ITP 2.3 caps the lifetime of all script-writeable website data after a navigation with link decoration from a classified domain. (...) By limiting the ability to use any script-writeable storage for cross-site tracking purposes, ITP 2.3 makes sure that third-party scripts cannot leverage the storage powers they have gained over all these websites.
There are also updates to the Storage Access API and the inclusion of a debug mode for ITP in Safari 13 running on macOS Catalina. You can now debug your website using the same version of Safari as your clients.
ITP 2.3 is included in Safari on iOS 13, the iPadOS beta, and Safari 13 on macOS Catalina, Mojave, and High Sierra. More details are available on the official blog post linked below.
This week I am highlighting updates for three software packages. In each case you can find the full details in the release notes linked down below.

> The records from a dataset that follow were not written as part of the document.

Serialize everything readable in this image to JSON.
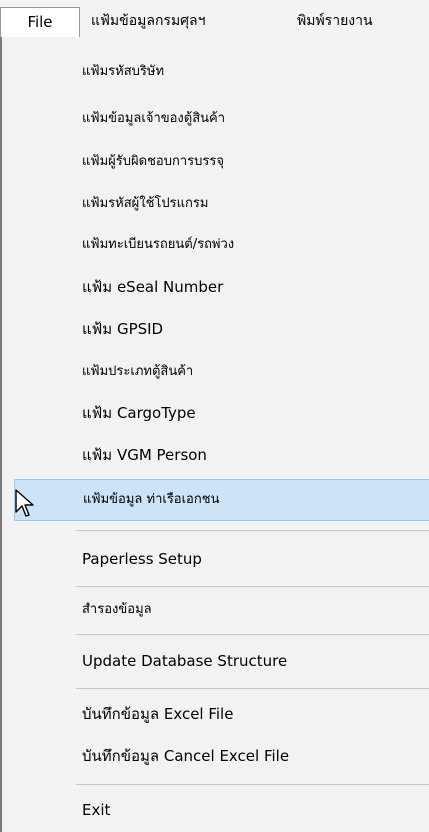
{
  "menubar": {
    "items": [
      {
        "label": "File",
        "active": true
      },
      {
        "label": "แฟ้มข้อมูลกรมศุลฯ",
        "active": false
      },
      {
        "label": "พิมพ์รายงาน",
        "active": false
      }
    ]
  },
  "file_menu": {
    "items": [
      {
        "label": "แฟ้มรหัสบริษัท"
      },
      {
        "label": "แฟ้มข้อมูลเจ้าของตู้สินค้า"
      },
      {
        "label": "แฟ้มผู้รับผิดชอบการบรรจุ"
      },
      {
        "label": "แฟ้มรหัสผู้ใช้โปรแกรม"
      },
      {
        "label": "แฟ้มทะเบียนรถยนต์/รถพ่วง"
      },
      {
        "label": "แฟ้ม eSeal Number"
      },
      {
        "label": "แฟ้ม GPSID"
      },
      {
        "label": "แฟ้มประเภทตู้สินค้า"
      },
      {
        "label": "แฟ้ม CargoType"
      },
      {
        "label": "แฟ้ม VGM Person"
      },
      {
        "label": "แฟ้มข้อมูล ท่าเรือเอกชน",
        "highlighted": true
      },
      {
        "label": "Paperless Setup"
      },
      {
        "label": "สำรองข้อมูล"
      },
      {
        "label": "Update Database Structure"
      },
      {
        "label": "บันทึกข้อมูล Excel File"
      },
      {
        "label": "บันทึกข้อมูล Cancel Excel File"
      },
      {
        "label": "Exit"
      }
    ]
  },
  "colors": {
    "highlight_bg": "#cce4f7",
    "highlight_border": "#99c9ef",
    "menu_bg": "#f2f2f2"
  }
}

NodeJS needs no introduction. The platform has advanced the current version to v12.11.0. Some notable updates are integration for V8 v7.7 and a stable version of the

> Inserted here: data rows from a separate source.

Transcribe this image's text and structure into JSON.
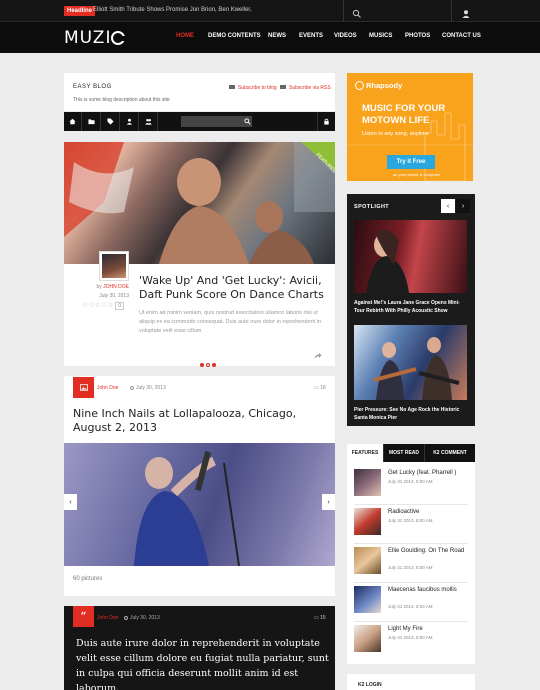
{
  "topbar": {
    "headline_label": "Headline",
    "headline_text": "Elliott Smith Tribute Shows Promise Jon Brion, Ben Kweller,"
  },
  "nav": {
    "logo": "MUZI",
    "items": [
      "HOME",
      "DEMO CONTENTS",
      "NEWS",
      "EVENTS",
      "VIDEOS",
      "MUSICS",
      "PHOTOS",
      "CONTACT US"
    ],
    "active": "HOME"
  },
  "blog": {
    "title": "EASY BLOG",
    "description": "This is some blog description about this site",
    "subscribe_blog": "Subscribe to blog",
    "subscribe_rss": "Subscribe via RSS",
    "search_placeholder": ""
  },
  "featured_post": {
    "badge": "FEATURED",
    "author_prefix": "by",
    "author": "JOHN DOE",
    "date": "July 30, 2013",
    "rating_count": "0",
    "title": "'Wake Up' And 'Get Lucky': Avicii, Daft Punk Score On Dance Charts",
    "excerpt": "Ut enim ad minim veniam, quis nostrud exercitation ullamco laboris nisi ut aliquip ex ea commodo consequat. Duis aute irure dolor in reprehenderit in voluptate velit esse cillum"
  },
  "gallery_post": {
    "author": "John Doe",
    "date": "July 30, 2013",
    "comments": "18",
    "title": "Nine Inch Nails at Lollapalooza, Chicago, August 2, 2013",
    "picture_count": "60 pictures"
  },
  "quote_post": {
    "author": "John Doe",
    "date": "July 30, 2013",
    "comments": "15",
    "text": "Duis aute irure dolor in reprehenderit in voluptate velit esse cillum dolore eu fugiat nulla pariatur, sunt in culpa qui officia deserunt mollit anim id est laborum."
  },
  "ad": {
    "brand": "Rhapsody",
    "headline_line1": "MUSIC FOR YOUR",
    "headline_line2": "MOTOWN     LIFE",
    "sub": "Listen to any song, anytime",
    "button": "Try it Free",
    "fine_print": "on your phone & computer"
  },
  "spotlight": {
    "title": "SPOTLIGHT",
    "items": [
      {
        "caption": "Against Me!'s Laura Jane Grace Opens Mini-Tour Rebirth With Philly Acoustic Show"
      },
      {
        "caption": "Pier Pressure: See No Age Rock the Historic Santa Monica Pier"
      }
    ]
  },
  "tabs": {
    "labels": [
      "FEATURES",
      "MOST READ",
      "K2 COMMENT"
    ],
    "items": [
      {
        "title": "Get Lucky (feat. Pharrell )",
        "date": "July 31 2013, 8:00 AM"
      },
      {
        "title": "Radioactive",
        "date": "July 31 2013, 8:00 AM"
      },
      {
        "title": "Ellie Goulding: On The Road",
        "date": "July 31 2013, 8:00 AM"
      },
      {
        "title": "Maecenas faucibus mollis",
        "date": "July 31 2013, 8:03 AM"
      },
      {
        "title": "Light My Fire",
        "date": "July 31 2013, 8:00 AM"
      }
    ]
  },
  "login": {
    "title": "K2 LOGIN"
  },
  "colors": {
    "accent": "#e22d22",
    "dark": "#111111",
    "ad": "#f9a21b",
    "ad_button": "#29a7de"
  }
}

React Router is a state container for the current location. Update v5.1 introduces a number of hooks for React 16.8 users. This provides the ability to compose state and behavior instead of just composing elements. There is an entire article about this new feature that you can read from the link below.
Quasar is a framework that allows developers to build high-performance VueJS user interfaces following the Material Design 2.0 Guidelines. The CLI functionality has been advanced to v1.1.0 and it brings support for Sass source files, automated configuration, and a number of smaller features, tweaks, and fixes.

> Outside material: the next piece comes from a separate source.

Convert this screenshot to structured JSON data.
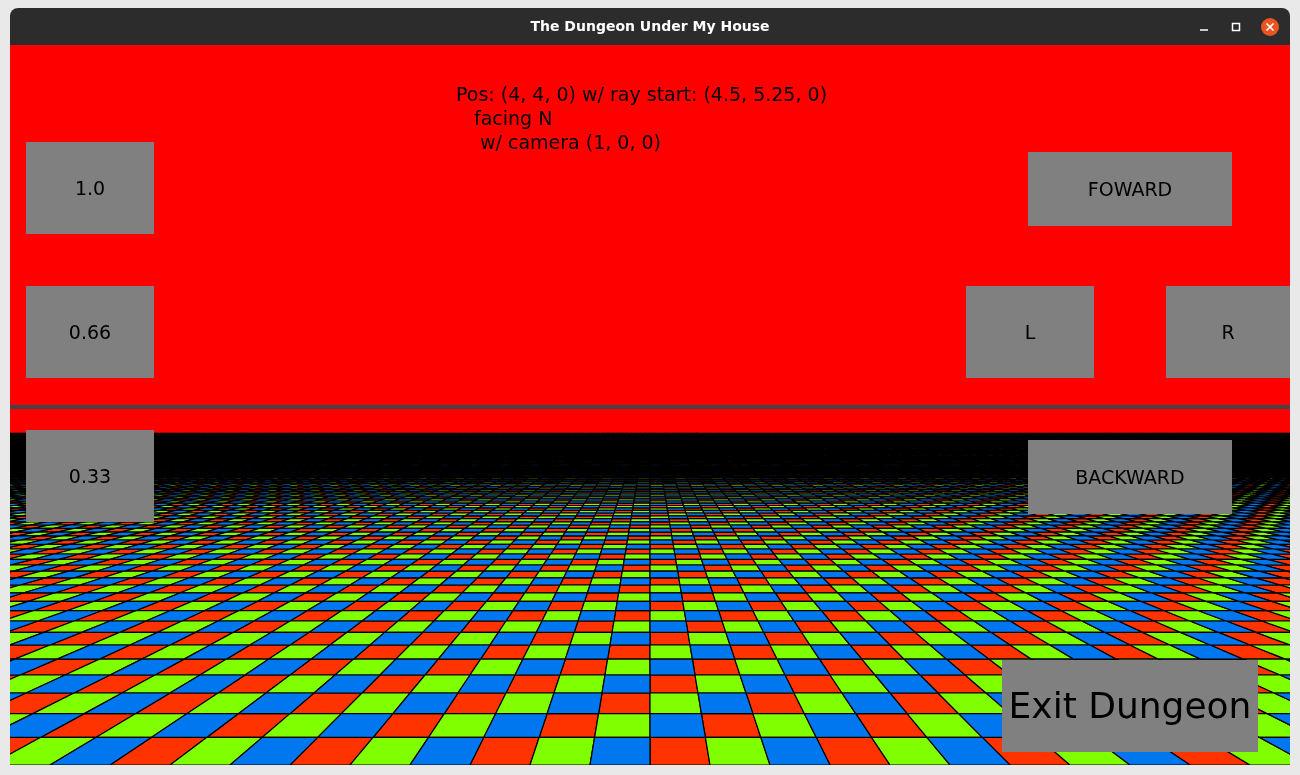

This week we are acknowledging Emma Wedekind as the new Developer of the Week. Emma is a front-end developer and designer. She grew up in Upstate New York, spent a few years in Austin, Texas, then flew across the Atlantic with her two cats to join her husband in Karlsruhe, Germany.
Emma is a big supporter of Design Systems and is currently working to build one for LogMeIn. She also speaks about them on events all over the world and has been a featured guest on many podcasts.
Emma believes strongly in the power of mentorship and the value this kind of relationship can bring both for the mentor and the mentee. Thus she decided to start the Coding Coach website, a free, open-source platform for connecting developers and mentors all over the world.
Emma loves to share her experience as a developer. She writes articles on her own blog, on Medium, and on the Dev community portal. Recently she became a co-host for the Ladybug podcast together with Kelly Vaughn and Ali Spittel, where they are debugging the tech industry.
The best way to get in touch with Emma is via Twitter. And while you're there, click the Follow button, then go and check her podcast. There's a high chance you will find a lot of useful info there, no matter how far you are in your developer career.
Do you intend to participate to Hacktoberfest?
Please leave your answers in the comment section or send them to https://twitter.com/frontendnexus.
That’s all there is in this edition. Follow Front End Nexus on Twitter at https://twitter.com/frontendnexus to be notified as soon as a new update happens. I also want to encourage you to subscribe to the YouTube channel at https://www.youtube.com/channel/UCgACtqiDmnSaskDIBsK54ww. I can unlock some more options once the channel hits 100 subscribers, so your support is highly appreciated.
Have a great and productive week and I will see you next time!